Friday, 11 May 2012

Begone you pesky petitioners! Brent downgrades petitioner power.

In a constitutional change to be discussed at the Council meeting on May 16th Brent Council is proposing that petitions of 5,000 or more valid signatures should no longer be debated by full Council and that those containing 2,500  valid signatures should no longer require a senior Council officer to give evidence at an overview and scrutiny committee.

Although the Council says its proposal is  a result of the Localism Act 2012 repealing the requirement for councils to adopt a petition scheme and leaving it to the discretion of each authority, there can be little doubt that the Labour Council has been irritated by the petitions organised by the Hindu community over festival funding, library campaigners over the closure of half of Brent's libraries and Keep Willesden Green over the Willesden Green Library Regeneration proposals. The latter was particularly controversial when Democratic Services  refused to hold a Full Council meeting on the issue.

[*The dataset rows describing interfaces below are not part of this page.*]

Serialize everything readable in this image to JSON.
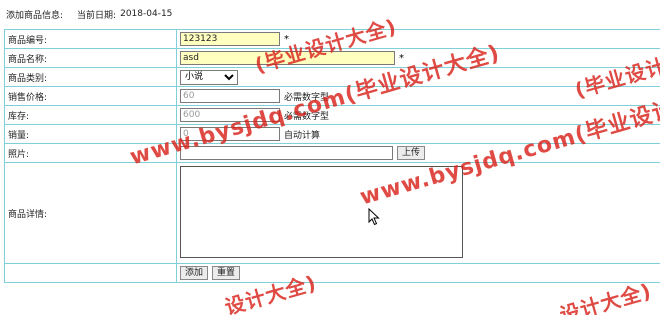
{
  "header": {
    "title": "添加商品信息:",
    "date_label": "当前日期:",
    "date_value": "2018-04-15"
  },
  "form": {
    "rows": {
      "code": {
        "label": "商品编号:",
        "value": "123123",
        "suffix": "*"
      },
      "name": {
        "label": "商品名称:",
        "value": "asd",
        "suffix": "*"
      },
      "category": {
        "label": "商品类别:",
        "selected": "小说"
      },
      "price": {
        "label": "销售价格:",
        "value": "60",
        "hint": "必需数字型"
      },
      "stock": {
        "label": "库存:",
        "value": "600",
        "hint": "必需数字型"
      },
      "sales": {
        "label": "销量:",
        "value": "0",
        "hint": "自动计算"
      },
      "photo": {
        "label": "照片:",
        "value": "",
        "upload_label": "上传"
      },
      "detail": {
        "label": "商品详情:",
        "value": ""
      }
    },
    "buttons": {
      "add": "添加",
      "reset": "重置"
    }
  },
  "watermarks": {
    "wm1": "www.bysjdq.com(毕业设计大全)",
    "wm2": "www.bysjdq.com(毕业设计大全)",
    "wm3": "设计大全)",
    "wm4": "(毕业设计大全)",
    "wm5": "(毕业设计",
    "wm6": "设计大全)"
  },
  "colors": {
    "table_border": "#7fd0d8",
    "required_field_bg": "#ffffc0",
    "watermark": "#d9241c"
  }
}
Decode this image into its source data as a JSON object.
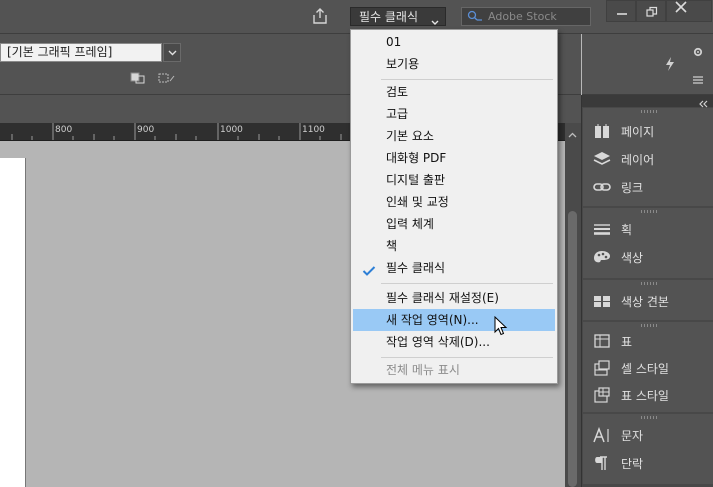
{
  "appbar": {
    "workspace_label": "필수 클래식",
    "stock_placeholder": "Adobe Stock",
    "icons": [
      "share-icon",
      "chevron-down-icon",
      "search-icon",
      "minimize-icon",
      "restore-icon",
      "close-icon"
    ]
  },
  "controlbar": {
    "frame_select_value": "[기본 그래픽 프레임]"
  },
  "ruler": {
    "labels": [
      "800",
      "900",
      "1000",
      "1100"
    ]
  },
  "workspace_menu": {
    "items": [
      {
        "label": "01"
      },
      {
        "label": "보기용"
      },
      {
        "label": "검토"
      },
      {
        "label": "고급"
      },
      {
        "label": "기본 요소"
      },
      {
        "label": "대화형 PDF"
      },
      {
        "label": "디지털 출판"
      },
      {
        "label": "인쇄 및 교정"
      },
      {
        "label": "입력 체계"
      },
      {
        "label": "책"
      },
      {
        "label": "필수 클래식",
        "checked": true
      },
      {
        "label": "필수 클래식 재설정(E)"
      },
      {
        "label": "새 작업 영역(N)...",
        "highlighted": true
      },
      {
        "label": "작업 영역 삭제(D)..."
      },
      {
        "label": "전체 메뉴 표시",
        "disabled": true
      }
    ]
  },
  "panels": {
    "group1": [
      "페이지",
      "레이어",
      "링크"
    ],
    "group2": [
      "획",
      "색상"
    ],
    "group3": [
      "색상 견본"
    ],
    "group4": [
      "표",
      "셀 스타일",
      "표 스타일"
    ],
    "group5": [
      "문자",
      "단락"
    ]
  },
  "colors": {
    "ui_dark": "#535353",
    "menu_bg": "#f0f0f0",
    "menu_highlight": "#99c9f5",
    "check_blue": "#2d7fd6"
  }
}
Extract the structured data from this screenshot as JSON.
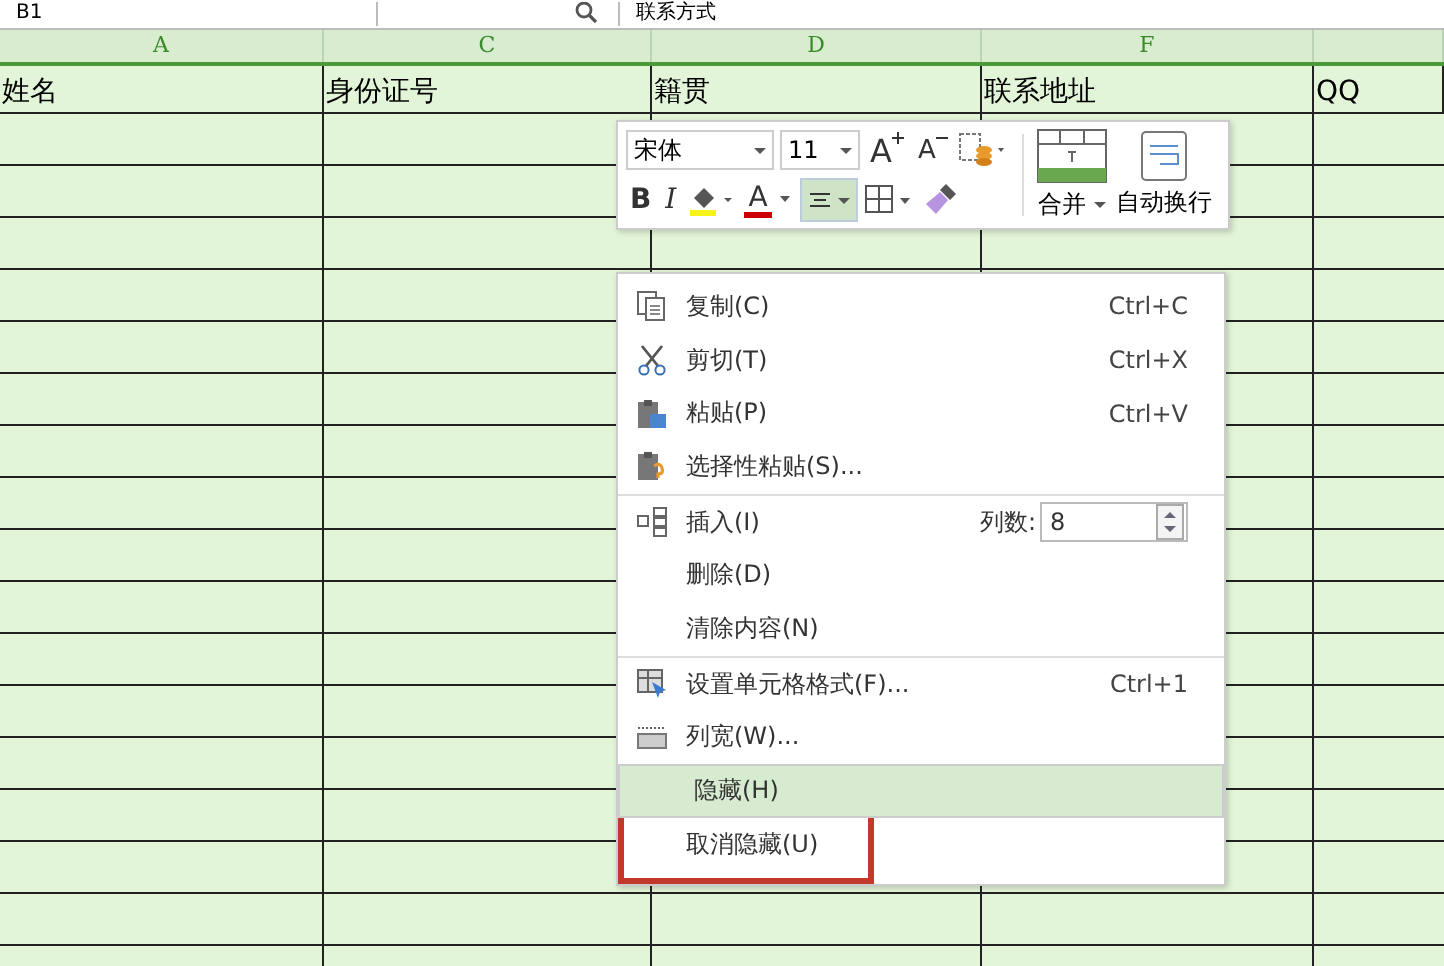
{
  "formula_bar": {
    "cell_ref": "B1",
    "content": "联系方式"
  },
  "sheet": {
    "columns": [
      {
        "letter": "A",
        "header": "姓名"
      },
      {
        "letter": "C",
        "header": "身份证号"
      },
      {
        "letter": "D",
        "header": "籍贯"
      },
      {
        "letter": "F",
        "header": "联系地址"
      },
      {
        "header": "QQ"
      }
    ]
  },
  "mini_toolbar": {
    "font": "宋体",
    "size": "11",
    "grow_font": "A",
    "shrink_font": "A",
    "bold": "B",
    "italic": "I",
    "font_color": "A",
    "align_selected": true,
    "merge": "合并",
    "wrap": "自动换行"
  },
  "context_menu": {
    "items": [
      {
        "kind": "item",
        "label": "复制(C)",
        "shortcut": "Ctrl+C",
        "selected": false,
        "annotated": false
      },
      {
        "kind": "item",
        "label": "剪切(T)",
        "shortcut": "Ctrl+X",
        "selected": false,
        "annotated": false
      },
      {
        "kind": "item",
        "label": "粘贴(P)",
        "shortcut": "Ctrl+V",
        "selected": false,
        "annotated": false
      },
      {
        "kind": "item",
        "label": "选择性粘贴(S)...",
        "selected": false,
        "annotated": false
      },
      {
        "kind": "separator"
      },
      {
        "kind": "spin",
        "label": "插入(I)",
        "field_label": "列数:",
        "value": "8",
        "selected": false,
        "annotated": false
      },
      {
        "kind": "item",
        "label": "删除(D)",
        "selected": false,
        "annotated": false
      },
      {
        "kind": "item",
        "label": "清除内容(N)",
        "selected": false,
        "annotated": false
      },
      {
        "kind": "separator"
      },
      {
        "kind": "item",
        "label": "设置单元格格式(F)...",
        "shortcut": "Ctrl+1",
        "selected": false,
        "annotated": false
      },
      {
        "kind": "item",
        "label": "列宽(W)...",
        "selected": false,
        "annotated": false
      },
      {
        "kind": "item",
        "label": "隐藏(H)",
        "selected": true,
        "annotated": false
      },
      {
        "kind": "item",
        "label": "取消隐藏(U)",
        "selected": false,
        "annotated": true
      }
    ]
  }
}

The Council argues that this change will 'make the process more transparent' and will 'direct petitions to the decision maker as set out in the current Standing Order 68(e).

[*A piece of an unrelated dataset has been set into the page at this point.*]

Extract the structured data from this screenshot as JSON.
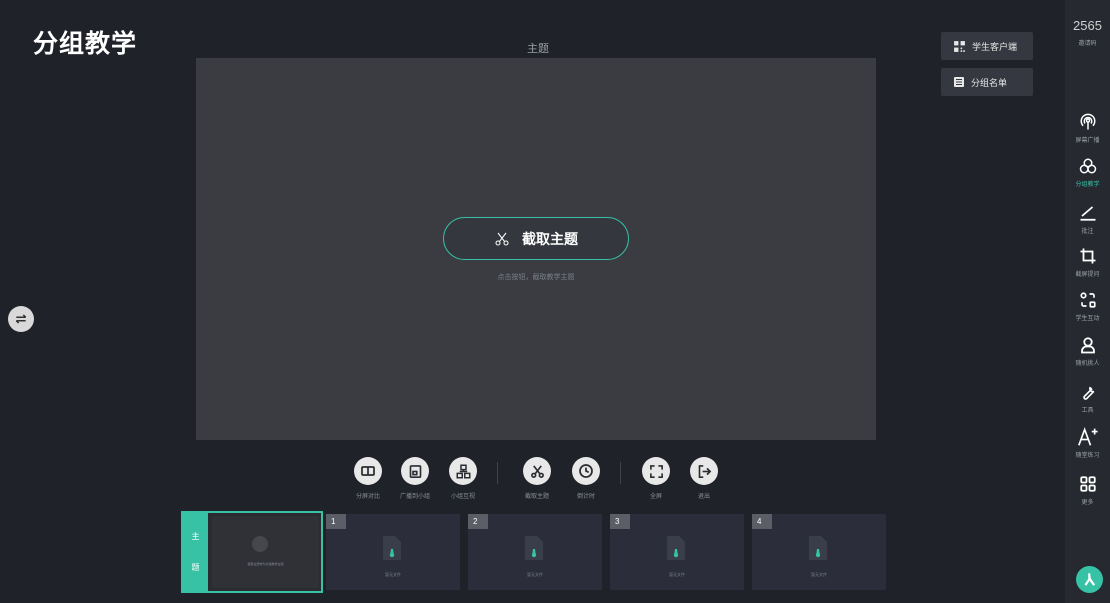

That Standing Order refers to petitions with 50 or more signatures and refers the petitions on upcoming decisions  to the Executive or the General Purposes Committee who can 'make recommendations concerning the petition to Full Council'.

As far as I can see this continues the erosion of democracy in Brent Council removing further citizen's ability to make representations to Full Council rather than the rubber-stamping Labour Executive.  If I was a backbench councillor of whatever political party I would be asking some awkward questions on the issue.

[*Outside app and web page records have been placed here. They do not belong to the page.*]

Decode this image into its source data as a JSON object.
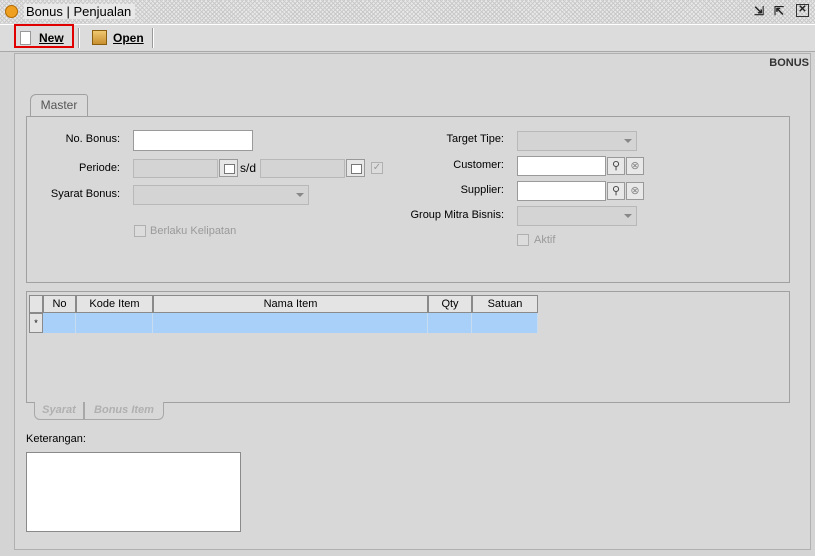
{
  "window": {
    "title": "Bonus | Penjualan"
  },
  "toolbar": {
    "new_label": "New",
    "open_label": "Open"
  },
  "page": {
    "heading": "BONUS"
  },
  "master": {
    "tab_label": "Master",
    "no_bonus_label": "No. Bonus:",
    "no_bonus_value": "",
    "periode_label": "Periode:",
    "periode_from": "",
    "periode_sep": "s/d",
    "periode_to": "",
    "syarat_bonus_label": "Syarat Bonus:",
    "syarat_bonus_value": "",
    "berlaku_kelipatan_label": "Berlaku Kelipatan",
    "target_tipe_label": "Target Tipe:",
    "target_tipe_value": "",
    "customer_label": "Customer:",
    "customer_value": "",
    "supplier_label": "Supplier:",
    "supplier_value": "",
    "group_mitra_label": "Group Mitra Bisnis:",
    "group_mitra_value": "",
    "aktif_label": "Aktif"
  },
  "grid": {
    "columns": [
      "No",
      "Kode Item",
      "Nama Item",
      "Qty",
      "Satuan"
    ],
    "new_row_indicator": "*"
  },
  "bottom_tabs": {
    "syarat": "Syarat",
    "bonus_item": "Bonus Item"
  },
  "keterangan": {
    "label": "Keterangan:",
    "value": ""
  }
}
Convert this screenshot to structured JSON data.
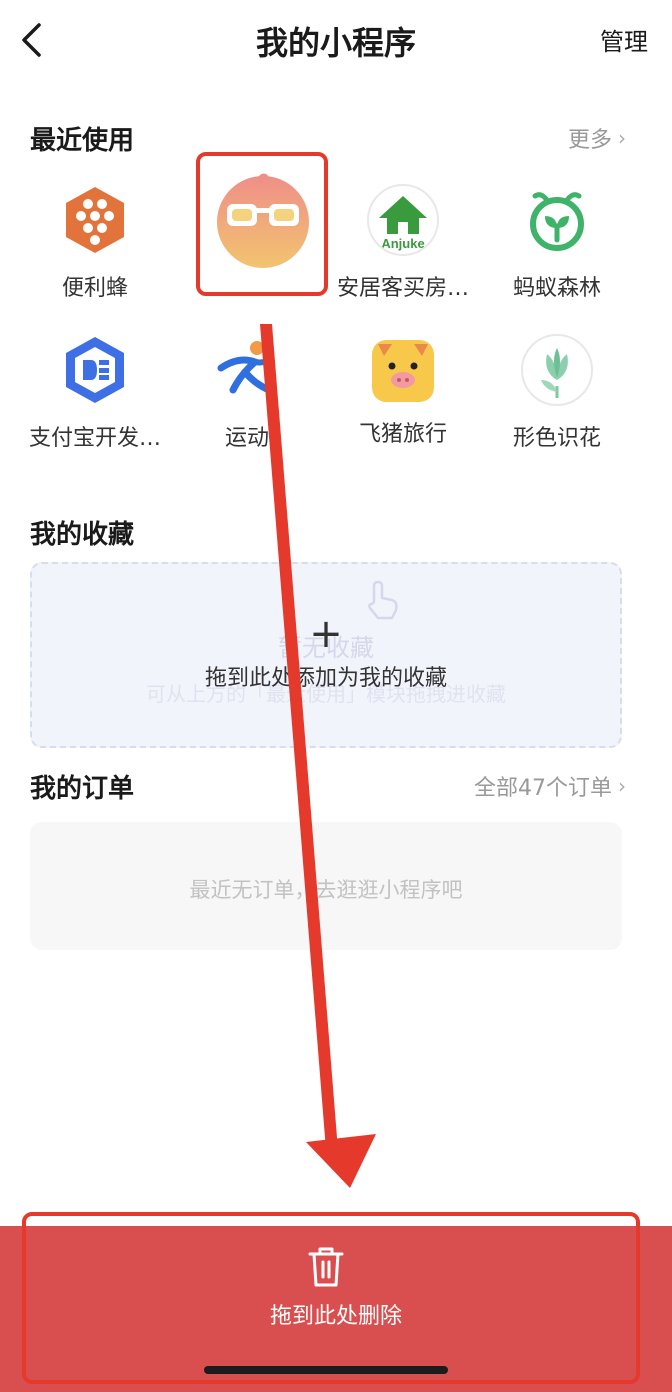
{
  "header": {
    "title": "我的小程序",
    "manage_label": "管理"
  },
  "recent": {
    "title": "最近使用",
    "more_label": "更多",
    "apps": [
      {
        "label": "便利蜂",
        "icon": "honeycomb-icon"
      },
      {
        "label": "",
        "icon": "sunglasses-avatar-icon"
      },
      {
        "label": "安居客买房…",
        "icon": "anjuke-house-icon",
        "icon_text": "Anjuke"
      },
      {
        "label": "蚂蚁森林",
        "icon": "sprout-icon"
      },
      {
        "label": "支付宝开发…",
        "icon": "alipay-dev-icon"
      },
      {
        "label": "运动",
        "icon": "running-icon"
      },
      {
        "label": "飞猪旅行",
        "icon": "pig-icon"
      },
      {
        "label": "形色识花",
        "icon": "flower-icon"
      }
    ]
  },
  "favorites": {
    "title": "我的收藏",
    "ghost_title": "暂无收藏",
    "ghost_subtitle": "可从上方的「最近使用」模块拖拽进收藏",
    "plus": "+",
    "drop_hint": "拖到此处添加为我的收藏"
  },
  "orders": {
    "title": "我的订单",
    "all_label": "全部47个订单",
    "empty_text": "最近无订单，去逛逛小程序吧"
  },
  "delete_zone": {
    "label": "拖到此处删除"
  },
  "colors": {
    "delete_bg": "#d94f4f",
    "annotation": "#e53a2b",
    "fav_bg": "#f2f4fc"
  }
}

1 comment:

paul ashby said...

So much for representing the populations wishes..